### Exercise details:
Looking at the data below, how many lines include the word "name"? Respond with the number only.

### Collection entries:
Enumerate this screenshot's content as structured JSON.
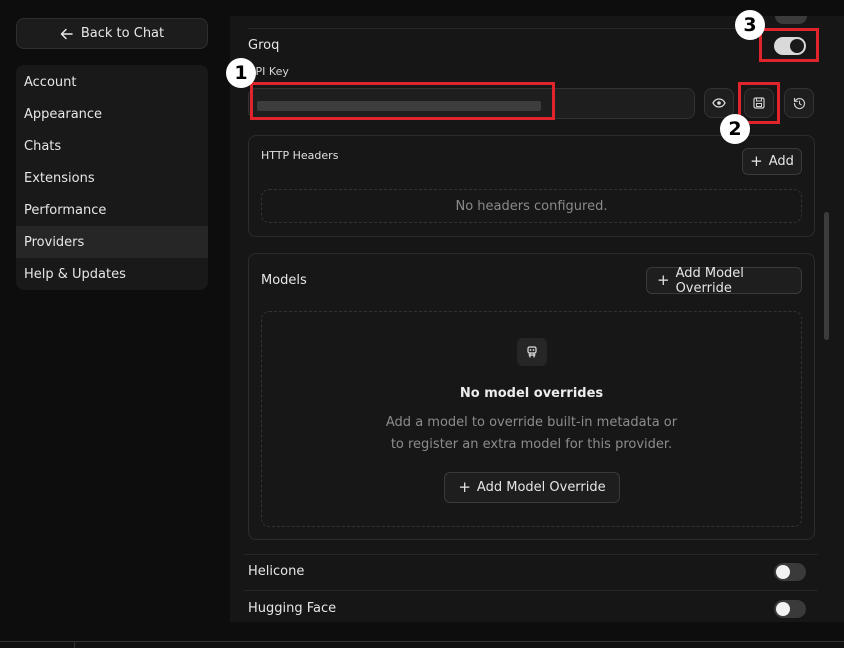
{
  "sidebar": {
    "back_label": "Back to Chat",
    "items": [
      {
        "label": "Account",
        "active": false
      },
      {
        "label": "Appearance",
        "active": false
      },
      {
        "label": "Chats",
        "active": false
      },
      {
        "label": "Extensions",
        "active": false
      },
      {
        "label": "Performance",
        "active": false
      },
      {
        "label": "Providers",
        "active": true
      },
      {
        "label": "Help & Updates",
        "active": false
      }
    ]
  },
  "groq": {
    "name": "Groq",
    "enabled": true,
    "api_key_label": "API Key",
    "http_headers": {
      "title": "HTTP Headers",
      "add_label": "Add",
      "empty_text": "No headers configured."
    },
    "models": {
      "title": "Models",
      "add_override_label": "Add Model Override",
      "empty_title": "No model overrides",
      "empty_desc_line1": "Add a model to override built-in metadata or",
      "empty_desc_line2": "to register an extra model for this provider.",
      "add_override_center_label": "Add Model Override"
    }
  },
  "other_providers": [
    {
      "name": "Helicone",
      "enabled": false
    },
    {
      "name": "Hugging Face",
      "enabled": false
    }
  ],
  "annotations": {
    "badge1": "1",
    "badge2": "2",
    "badge3": "3"
  },
  "colors": {
    "annotation_red": "#e0242b",
    "background": "#0d0d0d",
    "panel": "#161616"
  }
}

### Finished exercise:
3